Website and app data records
***

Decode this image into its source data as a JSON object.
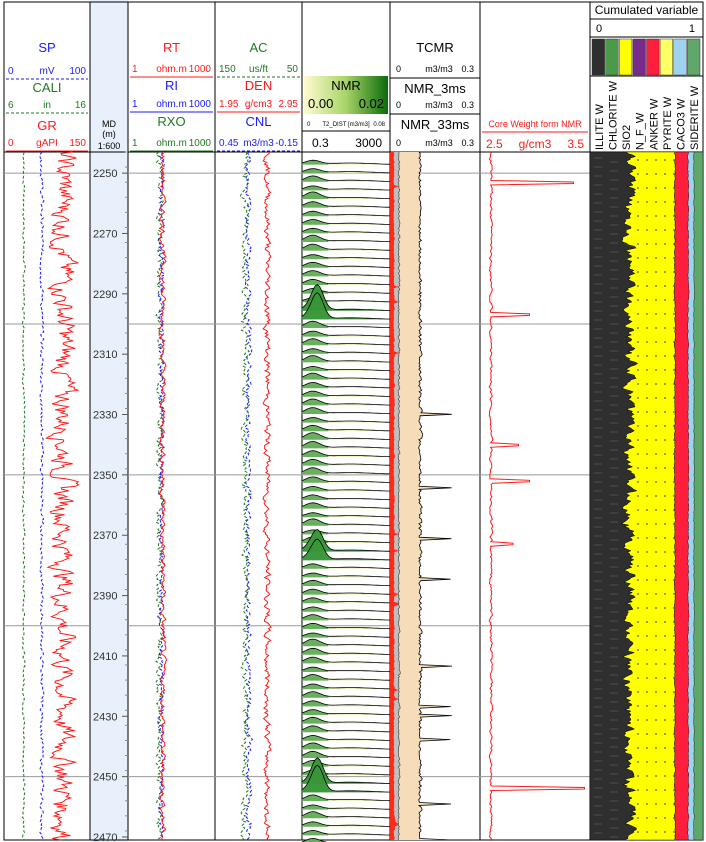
{
  "colors": {
    "red": "#ff1a1a",
    "blue": "#1a1aff",
    "green": "#1f7a1f",
    "shale": "#2f2f2f",
    "silica": "#ffff00",
    "orange_fill": "#f6dcb8",
    "grey_fill": "#bfbfbf",
    "pyrite": "#ff1e3c",
    "calcite": "#9fd2ee",
    "siderite": "#5fa76a",
    "nmr_low": "#fffbd0",
    "nmr_high": "#0a6b0a",
    "depth_track": "#e8f1fb"
  },
  "header": {
    "track1": {
      "sp": {
        "name": "SP",
        "min": "0",
        "unit": "mV",
        "max": "100"
      },
      "cali": {
        "name": "CALI",
        "min": "6",
        "unit": "in",
        "max": "16"
      },
      "gr": {
        "name": "GR",
        "min": "0",
        "unit": "gAPI",
        "max": "150"
      }
    },
    "depth": {
      "label": "MD",
      "unit": "(m)",
      "scale": "1:600"
    },
    "track3": {
      "rt": {
        "name": "RT",
        "min": "1",
        "unit": "ohm.m",
        "max": "1000"
      },
      "ri": {
        "name": "RI",
        "min": "1",
        "unit": "ohm.m",
        "max": "1000"
      },
      "rxo": {
        "name": "RXO",
        "min": "1",
        "unit": "ohm.m",
        "max": "1000"
      }
    },
    "track4": {
      "ac": {
        "name": "AC",
        "min": "150",
        "unit": "us/ft",
        "max": "50"
      },
      "den": {
        "name": "DEN",
        "min": "1.95",
        "unit": "g/cm3",
        "max": "2.95"
      },
      "cnl": {
        "name": "CNL",
        "min": "0.45",
        "unit": "m3/m3",
        "max": "-0.15"
      }
    },
    "track5": {
      "nmr": {
        "name": "NMR",
        "min": "0.00",
        "max": "0.02"
      },
      "t2": {
        "min": "0",
        "label": "T2_DIST [m3/m3]",
        "max": "0.08"
      },
      "range": {
        "min": "0.3",
        "max": "3000"
      }
    },
    "track6": {
      "tcmr": {
        "name": "TCMR",
        "min": "0",
        "unit": "m3/m3",
        "max": "0.3"
      },
      "nmr3": {
        "name": "NMR_3ms",
        "min": "0",
        "unit": "m3/m3",
        "max": "0.3"
      },
      "nmr33": {
        "name": "NMR_33ms",
        "min": "0",
        "unit": "m3/m3",
        "max": "0.3"
      }
    },
    "track7": {
      "core": {
        "name": "Core Weight form NMR",
        "min": "2.5",
        "unit": "g/cm3",
        "max": "3.5"
      }
    },
    "track8": {
      "title": "Cumulated variable",
      "min": "0",
      "max": "1",
      "minerals": [
        "ILLITE W",
        "CHLORITE W",
        "SIO2",
        "N_F_W",
        "ANKER W",
        "PYRITE W",
        "CACO3 W",
        "SIDERITE W"
      ]
    }
  },
  "chart_data": {
    "type": "line",
    "title": "",
    "depth_axis": {
      "label": "MD",
      "unit": "(m)",
      "range": [
        2243,
        2471
      ],
      "ticks": [
        2250,
        2270,
        2290,
        2310,
        2330,
        2350,
        2370,
        2390,
        2410,
        2430,
        2450,
        2470
      ]
    },
    "highlight_depths": [
      2250,
      2300,
      2350,
      2400,
      2450
    ],
    "series": [
      {
        "name": "SP",
        "track": 1,
        "typical": 44,
        "range": [
          0,
          100
        ]
      },
      {
        "name": "CALI",
        "track": 1,
        "typical": 7.8,
        "range": [
          6,
          16
        ]
      },
      {
        "name": "GR",
        "track": 1,
        "typical": 104,
        "range": [
          0,
          150
        ]
      },
      {
        "name": "RT",
        "track": 3,
        "typical_log": 1.2,
        "range": [
          1,
          1000
        ]
      },
      {
        "name": "RI",
        "track": 3,
        "typical_log": 1.15,
        "range": [
          1,
          1000
        ]
      },
      {
        "name": "RXO",
        "track": 3,
        "typical_log": 1.1,
        "range": [
          1,
          1000
        ]
      },
      {
        "name": "AC",
        "track": 4,
        "typical": 115,
        "range": [
          150,
          50
        ]
      },
      {
        "name": "DEN",
        "track": 4,
        "typical": 2.55,
        "range": [
          1.95,
          2.95
        ]
      },
      {
        "name": "CNL",
        "track": 4,
        "typical": 0.22,
        "range": [
          0.45,
          -0.15
        ]
      },
      {
        "name": "TCMR",
        "track": 6,
        "typical": 0.06,
        "range": [
          0,
          0.3
        ]
      },
      {
        "name": "NMR_3ms",
        "track": 6,
        "typical": 0.025,
        "range": [
          0,
          0.3
        ]
      },
      {
        "name": "NMR_33ms",
        "track": 6,
        "typical": 0.005,
        "range": [
          0,
          0.3
        ]
      },
      {
        "name": "Core Weight form NMR",
        "track": 7,
        "typical": 2.6,
        "range": [
          2.5,
          3.5
        ]
      }
    ],
    "core_weight_spikes": [
      {
        "depth": 2253,
        "value": 3.35
      },
      {
        "depth": 2297,
        "value": 2.95
      },
      {
        "depth": 2340,
        "value": 2.85
      },
      {
        "depth": 2352,
        "value": 2.95
      },
      {
        "depth": 2373,
        "value": 2.8
      },
      {
        "depth": 2454,
        "value": 3.45
      }
    ],
    "nmr_large_peaks": [
      {
        "depth": 2294,
        "amplitude": 0.018
      },
      {
        "depth": 2373,
        "amplitude": 0.01
      },
      {
        "depth": 2450,
        "amplitude": 0.02
      }
    ],
    "mineral_composition_typical": [
      {
        "name": "ILLITE W",
        "value": 0.35
      },
      {
        "name": "CHLORITE W",
        "value": 0.0
      },
      {
        "name": "SIO2",
        "value": 0.4
      },
      {
        "name": "N_F_W",
        "value": 0.0
      },
      {
        "name": "ANKER W",
        "value": 0.0
      },
      {
        "name": "PYRITE W",
        "value": 0.12
      },
      {
        "name": "CACO3 W",
        "value": 0.05
      },
      {
        "name": "SIDERITE W",
        "value": 0.08
      }
    ]
  }
}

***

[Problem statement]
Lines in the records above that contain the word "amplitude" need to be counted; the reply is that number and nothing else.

[Solved problem]
3